We make, all told, some 20,000 kinds and sizes of metal containers, and it is our business to deliver them from over 50 factories, in the right amounts and at the exact time the canner needs them.
The American Can Company was founded in 1901, the first year of the 20th century.
Our company was only one of hundreads of new industrial promotions. How ambititious they were is shown by some of the names given them. At least thirty companies, including ours, were formed with the first name “American.” There were half a dozen “Internationals” and “Nationals” and a dozen “Uniteds,” including Untied States Steel.
Many of these promotions were intended to bring together as many competitors as possible.
Our company was no exception. Into it was put at least 90 percent of the Nation’s can-making capacity, and most of those were sold out signed agreements not to go back into can-making for 15 years, within 3,000 miles of Chicago.
Distance from can plant to cannery is of great importance. Empty cans are expensive to ship as they are mostly air.
1908 – The novelty of the “sanitary can” was that the entire top was put on in one piece after the can was filled.
The new method of seaming-on the ends made possible by highly automatic manufacture of the cans, as well as more convenience in filling.

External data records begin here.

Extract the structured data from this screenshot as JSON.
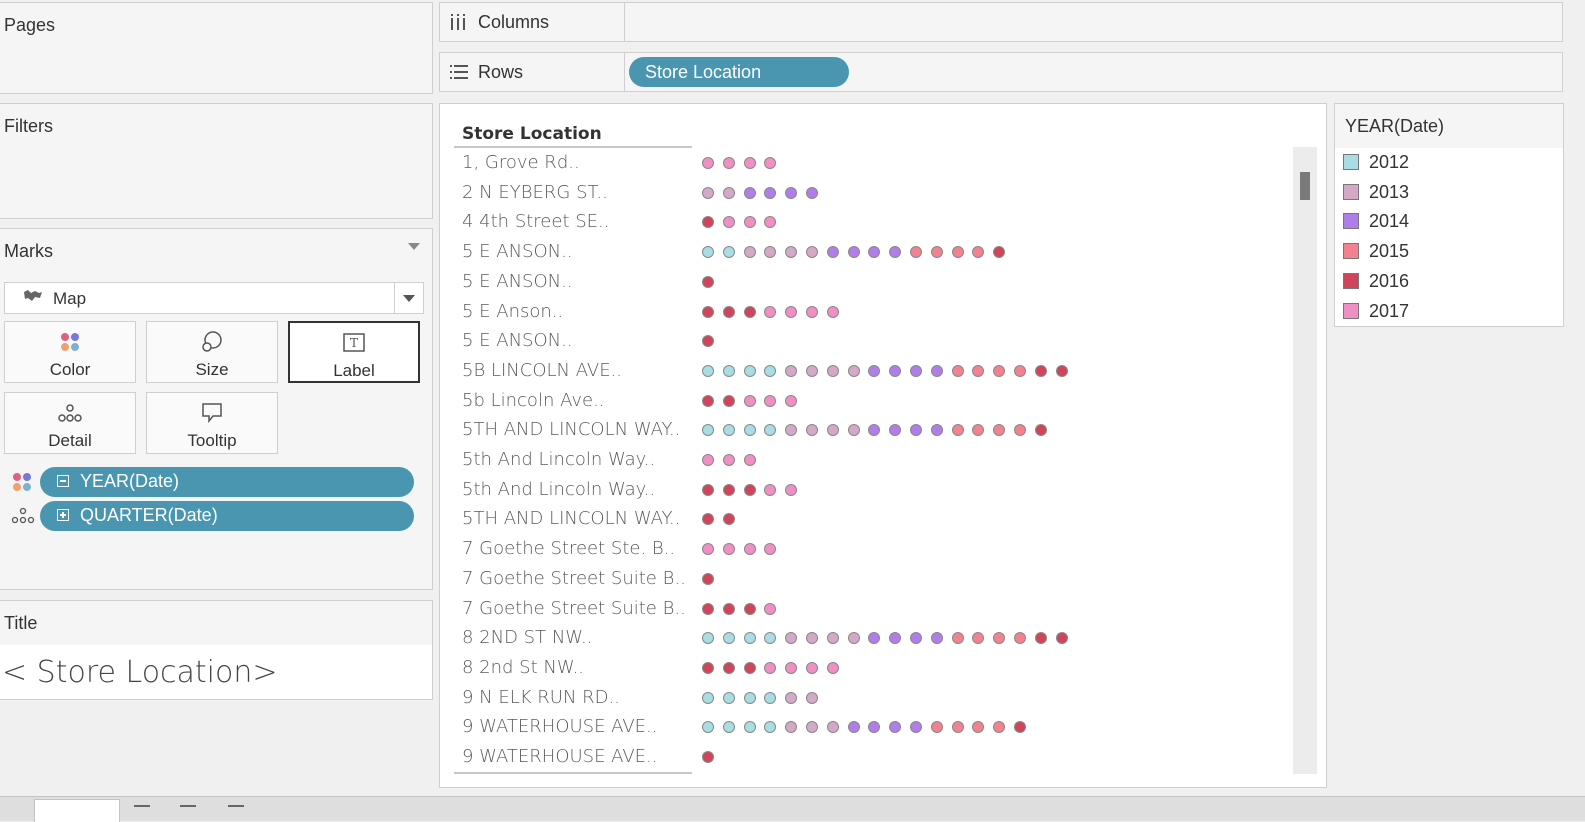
{
  "cards": {
    "pages": {
      "title": "Pages"
    },
    "filters": {
      "title": "Filters"
    },
    "marks": {
      "title": "Marks",
      "mark_type": "Map",
      "buttons": {
        "color": "Color",
        "size": "Size",
        "label": "Label",
        "detail": "Detail",
        "tooltip": "Tooltip"
      },
      "pills": [
        {
          "label": "YEAR(Date)",
          "expander": "minus",
          "encoding": "color"
        },
        {
          "label": "QUARTER(Date)",
          "expander": "plus",
          "encoding": "detail"
        }
      ]
    },
    "title": {
      "title": "Title",
      "text": "< Store Location>"
    }
  },
  "shelves": {
    "columns": {
      "label": "Columns"
    },
    "rows": {
      "label": "Rows",
      "pill": "Store Location"
    }
  },
  "view": {
    "header": "Store Location",
    "colors": {
      "2012": "#a8dde3",
      "2013": "#d4a9c8",
      "2014": "#b07ee8",
      "2015": "#f38291",
      "2016": "#d0455a",
      "2017": "#f08fc4"
    },
    "rows": [
      {
        "label": "1, Grove Rd..",
        "marks": [
          "2017",
          "2017",
          "2017",
          "2017"
        ]
      },
      {
        "label": "2 N EYBERG ST..",
        "marks": [
          "2013",
          "2013",
          "2014",
          "2014",
          "2014",
          "2014"
        ]
      },
      {
        "label": "4 4th Street SE..",
        "marks": [
          "2016",
          "2017",
          "2017",
          "2017"
        ]
      },
      {
        "label": "5 E ANSON..",
        "marks": [
          "2012",
          "2012",
          "2013",
          "2013",
          "2013",
          "2013",
          "2014",
          "2014",
          "2014",
          "2014",
          "2015",
          "2015",
          "2015",
          "2015",
          "2016"
        ]
      },
      {
        "label": "5 E ANSON..",
        "marks": [
          "2016"
        ]
      },
      {
        "label": "5 E Anson..",
        "marks": [
          "2016",
          "2016",
          "2016",
          "2017",
          "2017",
          "2017",
          "2017"
        ]
      },
      {
        "label": "5 E ANSON..",
        "marks": [
          "2016"
        ]
      },
      {
        "label": "5B LINCOLN AVE..",
        "marks": [
          "2012",
          "2012",
          "2012",
          "2012",
          "2013",
          "2013",
          "2013",
          "2013",
          "2014",
          "2014",
          "2014",
          "2014",
          "2015",
          "2015",
          "2015",
          "2015",
          "2016",
          "2016"
        ]
      },
      {
        "label": "5b Lincoln Ave..",
        "marks": [
          "2016",
          "2016",
          "2017",
          "2017",
          "2017"
        ]
      },
      {
        "label": "5TH AND LINCOLN WAY..",
        "marks": [
          "2012",
          "2012",
          "2012",
          "2012",
          "2013",
          "2013",
          "2013",
          "2013",
          "2014",
          "2014",
          "2014",
          "2014",
          "2015",
          "2015",
          "2015",
          "2015",
          "2016"
        ]
      },
      {
        "label": "5th And Lincoln Way..",
        "marks": [
          "2017",
          "2017",
          "2017"
        ]
      },
      {
        "label": "5th And Lincoln Way..",
        "marks": [
          "2016",
          "2016",
          "2016",
          "2017",
          "2017"
        ]
      },
      {
        "label": "5TH AND LINCOLN WAY..",
        "marks": [
          "2016",
          "2016"
        ]
      },
      {
        "label": "7 Goethe Street Ste. B..",
        "marks": [
          "2017",
          "2017",
          "2017",
          "2017"
        ]
      },
      {
        "label": "7 Goethe Street Suite B..",
        "marks": [
          "2016"
        ]
      },
      {
        "label": "7 Goethe Street Suite B..",
        "marks": [
          "2016",
          "2016",
          "2016",
          "2017"
        ]
      },
      {
        "label": "8 2ND ST NW..",
        "marks": [
          "2012",
          "2012",
          "2012",
          "2012",
          "2013",
          "2013",
          "2013",
          "2013",
          "2014",
          "2014",
          "2014",
          "2014",
          "2015",
          "2015",
          "2015",
          "2015",
          "2016",
          "2016"
        ]
      },
      {
        "label": "8 2nd St NW..",
        "marks": [
          "2016",
          "2016",
          "2016",
          "2017",
          "2017",
          "2017",
          "2017"
        ]
      },
      {
        "label": "9 N ELK RUN RD..",
        "marks": [
          "2012",
          "2012",
          "2012",
          "2012",
          "2013",
          "2013"
        ]
      },
      {
        "label": "9 WATERHOUSE AVE..",
        "marks": [
          "2012",
          "2012",
          "2012",
          "2012",
          "2013",
          "2013",
          "2013",
          "2014",
          "2014",
          "2014",
          "2014",
          "2015",
          "2015",
          "2015",
          "2015",
          "2016"
        ]
      },
      {
        "label": "9 WATERHOUSE AVE..",
        "marks": [
          "2016"
        ]
      }
    ]
  },
  "legend": {
    "title": "YEAR(Date)",
    "items": [
      {
        "label": "2012",
        "color": "#a8dde3"
      },
      {
        "label": "2013",
        "color": "#d4a9c8"
      },
      {
        "label": "2014",
        "color": "#b07ee8"
      },
      {
        "label": "2015",
        "color": "#f38291"
      },
      {
        "label": "2016",
        "color": "#d0455a"
      },
      {
        "label": "2017",
        "color": "#f08fc4"
      }
    ]
  }
}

The sanitary can was a milestone in metal-container history. But in late 1913 the U.S. Attorney General filed suit against the American Can Company under the Sherman Antitrust Act, and asked that the Company be broken up. The government lawyers argued that the company had been formed to create a monopoly, and was still trying to do so.
In February, 1916, Federal Judge Rose, at Baltimore, handed down his decision. He agreed with the government lawyers on the first charge, but not on the second. He found that the Company had been, as he put it, “conceived in the sin of defying the Antitrust law.” But he also found that “for some time before 1913 (it) had done nothing of which any competitior or any consumer of cans complains, or anything which strikes a disinterested outsider as unfair or unethical.”
Introduced the “Mira Can” in 1953 which was the metal can for soft drinks. The future depends on the consumer’s willingness to pay for the convenience of the no non-returnable container.
In 1958 we started making the first aluminum cans ever to be produced in commercial quantities in this Country. They were for motor oil.
But there is no law that holds us to making metal containers. We went into paper containers 40 years ago, and we’ve been studying other kinds of containers ever since.
Thus, the present form product divisions of the American Can Company and are all leaders in their fields – Bradley-Sun, in metal and plastic squeeze tubes; Canco in metal, paper milk, and composite containers; Dixie Cup (a household word); and Marathon in paper-making and converting for packaging and household tissues.
Our products are opened today and thrown away tomorrow. Our most cherished achievements have been unknown and all but invisible to the consumer. Yet they rank with the telephone, the automobile, and the electric light in the revolutionary effects they have had on modern living.